How late can you leave it…

What do you think? Are women leaving it too late to get pregnant?  The Chief Medical Officer, Professor Dame Sally Davies, hit the headlines last week after expressing her concerns about the steady shift towards women leaving it later to try to get pregnant, and about the fact that many more women are choosing not to have children at all.

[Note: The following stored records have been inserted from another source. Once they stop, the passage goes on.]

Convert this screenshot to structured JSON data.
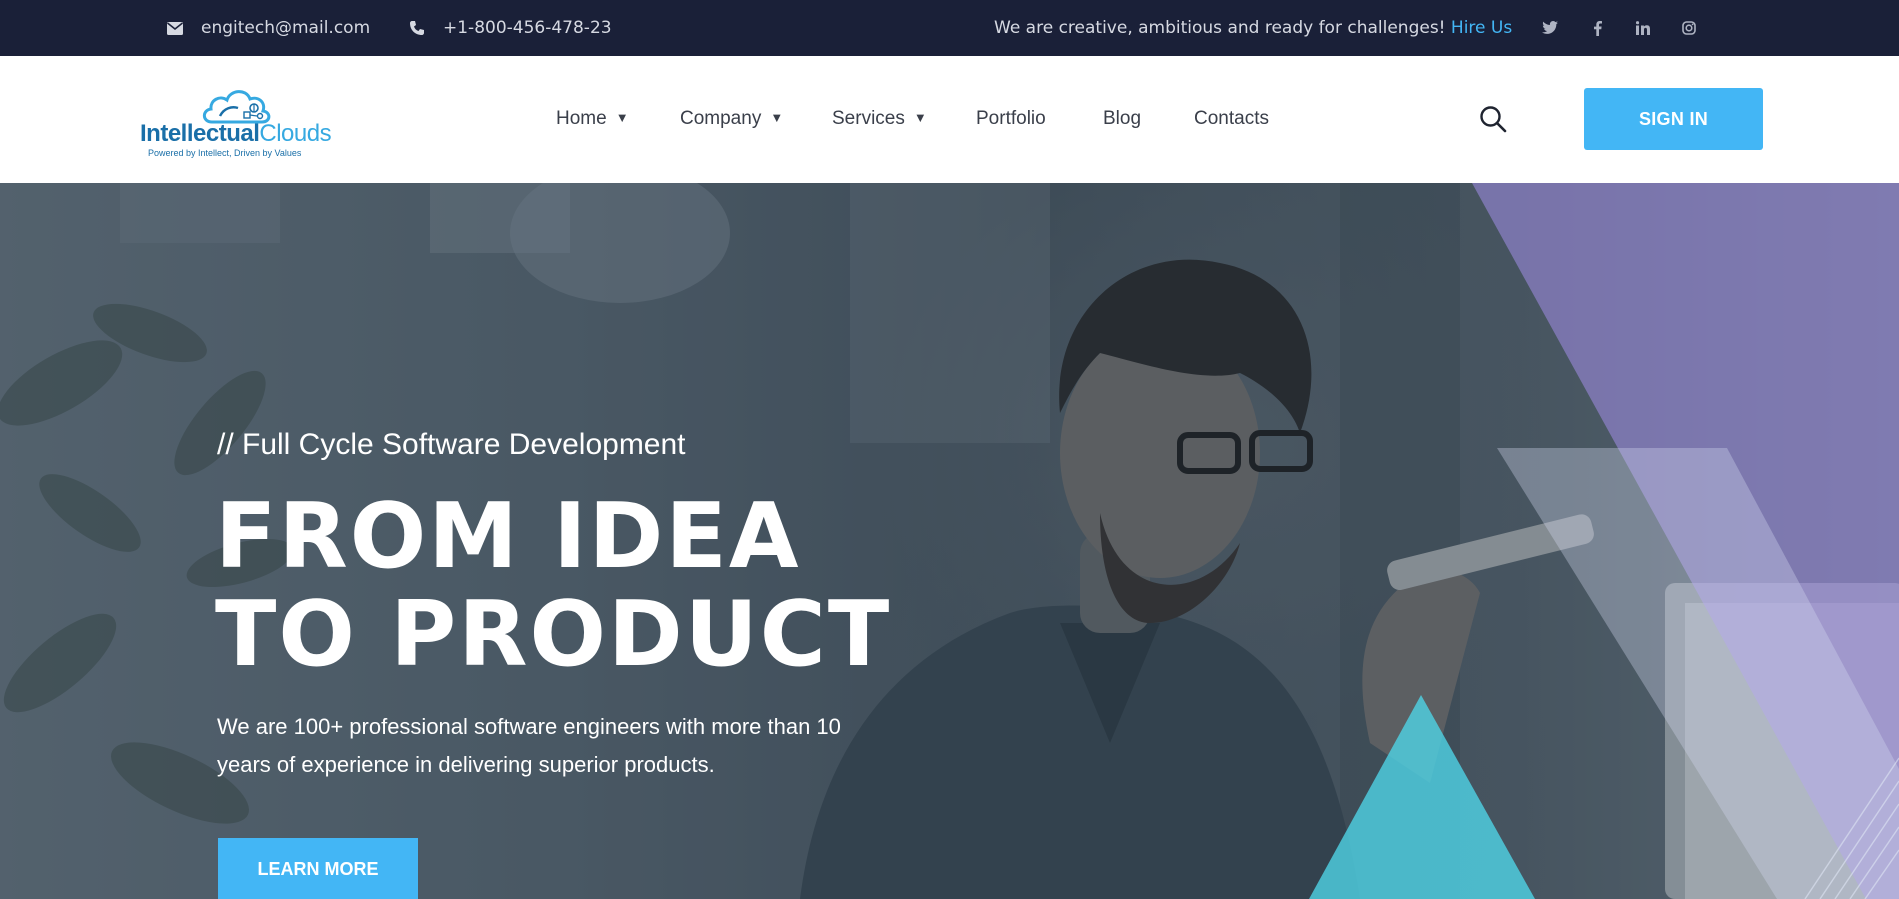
{
  "topbar": {
    "email": "engitech@mail.com",
    "phone": "+1-800-456-478-23",
    "tagline": "We are creative, ambitious and ready for challenges!",
    "hire_link": "Hire Us",
    "icons": [
      "envelope-icon",
      "phone-icon",
      "twitter-icon",
      "facebook-icon",
      "linkedin-icon",
      "instagram-icon"
    ]
  },
  "logo": {
    "part1": "Intellectual",
    "part2": "Clouds",
    "tagline": "Powered by Intellect, Driven by Values"
  },
  "nav": {
    "items": [
      {
        "label": "Home",
        "has_dropdown": true
      },
      {
        "label": "Company",
        "has_dropdown": true
      },
      {
        "label": "Services",
        "has_dropdown": true
      },
      {
        "label": "Portfolio",
        "has_dropdown": false
      },
      {
        "label": "Blog",
        "has_dropdown": false
      },
      {
        "label": "Contacts",
        "has_dropdown": false
      }
    ],
    "caret": "▼",
    "signin_label": "SIGN IN"
  },
  "hero": {
    "subtitle": "// Full Cycle Software Development",
    "title_line1": "FROM IDEA",
    "title_line2": "TO PRODUCT",
    "description": "We are 100+ professional software engineers with more than 10 years of experience in delivering superior products.",
    "cta_label": "LEARN MORE"
  },
  "colors": {
    "topbar_bg": "#1a2038",
    "accent": "#43b6f5",
    "logo_dark": "#1a6fa8",
    "logo_light": "#36a9e1",
    "purple_shape": "#a38ee8",
    "cyan_shape": "#4fd3e6"
  }
}
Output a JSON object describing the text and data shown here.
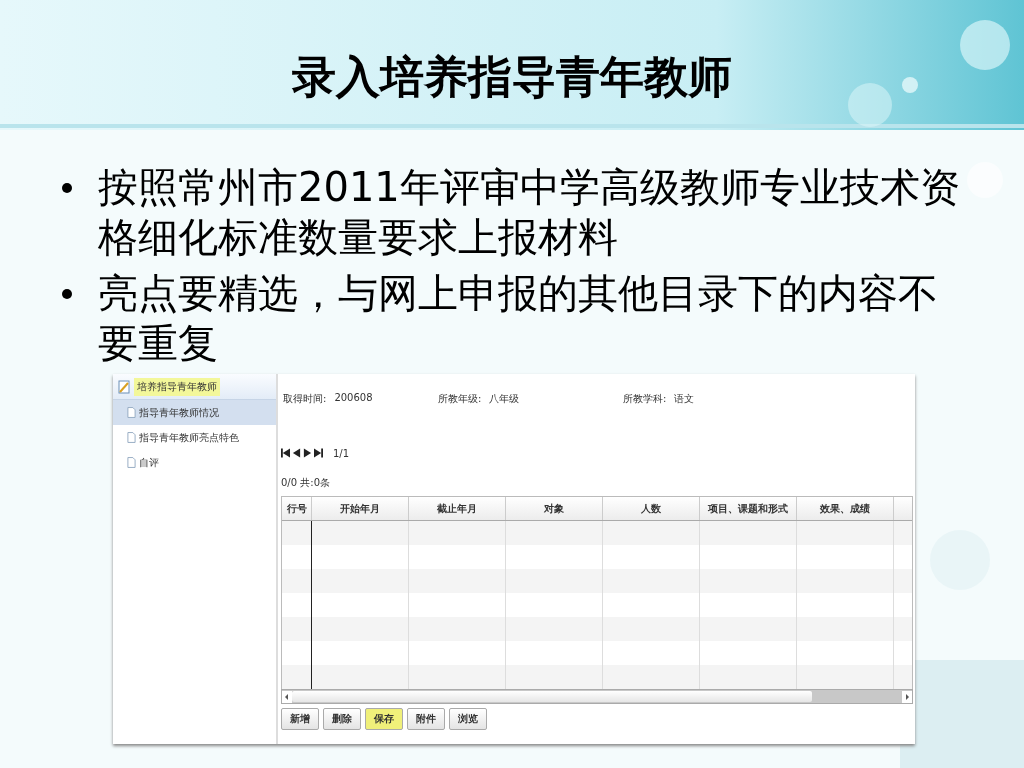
{
  "title": "录入培养指导青年教师",
  "bullets": [
    "按照常州市2011年评审中学高级教师专业技术资格细化标准数量要求上报材料",
    "亮点要精选，与网上申报的其他目录下的内容不要重复"
  ],
  "app": {
    "sidebar": {
      "header": "培养指导青年教师",
      "items": [
        {
          "label": "指导青年教师情况",
          "selected": true
        },
        {
          "label": "指导青年教师亮点特色",
          "selected": false
        },
        {
          "label": "自评",
          "selected": false
        }
      ]
    },
    "fields": [
      {
        "label": "取得时间:",
        "value": "200608"
      },
      {
        "label": "所教年级:",
        "value": "八年级"
      },
      {
        "label": "所教学科:",
        "value": "语文"
      }
    ],
    "pager": "1/1",
    "record_count": "0/0 共:0条",
    "table": {
      "columns": [
        "行号",
        "开始年月",
        "截止年月",
        "对象",
        "人数",
        "项目、课题和形式",
        "效果、成绩"
      ]
    },
    "buttons": [
      {
        "label": "新增",
        "selected": false
      },
      {
        "label": "删除",
        "selected": false
      },
      {
        "label": "保存",
        "selected": true
      },
      {
        "label": "附件",
        "selected": false
      },
      {
        "label": "浏览",
        "selected": false
      }
    ]
  }
}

I went to Sky News to talk about this with author Daisy Waugh and presenters Jayne Secker and Sarah-Jane Mee.  There are all kinds of reasons why women are leaving it later to have children, and it’s unrealistic to think that by banging on about the risks we are going to suddenly see many more women opting to have their children in their twenties. This may be the ideal time biologically, but it’s not always remotely ideal in any other way. Many women in their twenties haven’t yet met the person they want to have children with, they may be still finishing their studies or looking for their first job, they may be living with their parents because they can’t afford a place of their own – and getting pregnant is certainly not on the agenda.

I was interested in some of the comments the story drew from those who were keen to point out that more and more women are having babies in their forties. It’s absolutely true that more women are having children at this age, but it is also true that it’s not so easy to get pregnant and stay pregnant in your forties.  I meet so many women who are feel they are in a battle against time trying to conceive in their late thirties and early forties, and who have assumed that fertility treatment will be able to offer a solution when IVF is not able to turn back the biological clock. I come across so many who are trying treatment for the first time in their forties, and who don’t realise quite how poor the chances of getting pregnant with IVF become. Success rates for IVF are around 5% for women who have reached 42 and fall to around 1% for women of 45.  The risk of early pregnancy loss is high for women of this age too, rising above 50%.

We don’t want to petrify women into believing that it’s virtually impossible to get pregnant naturally in your late thirties and forties because it’s simply not true – but at the same time, anyone leaving it until then does need to be aware that there may be problems.  I always think we talk about it a lot – but people still don’t appreciate how unsuccessful a treatment IVF becomes once you are heading into your mid-forties.

What do you think? Should we talk about it more? Are women still unaware of the realities? Or are we terrifying a generation of thirty-somethings, many of whom will still get pregnant without any trouble?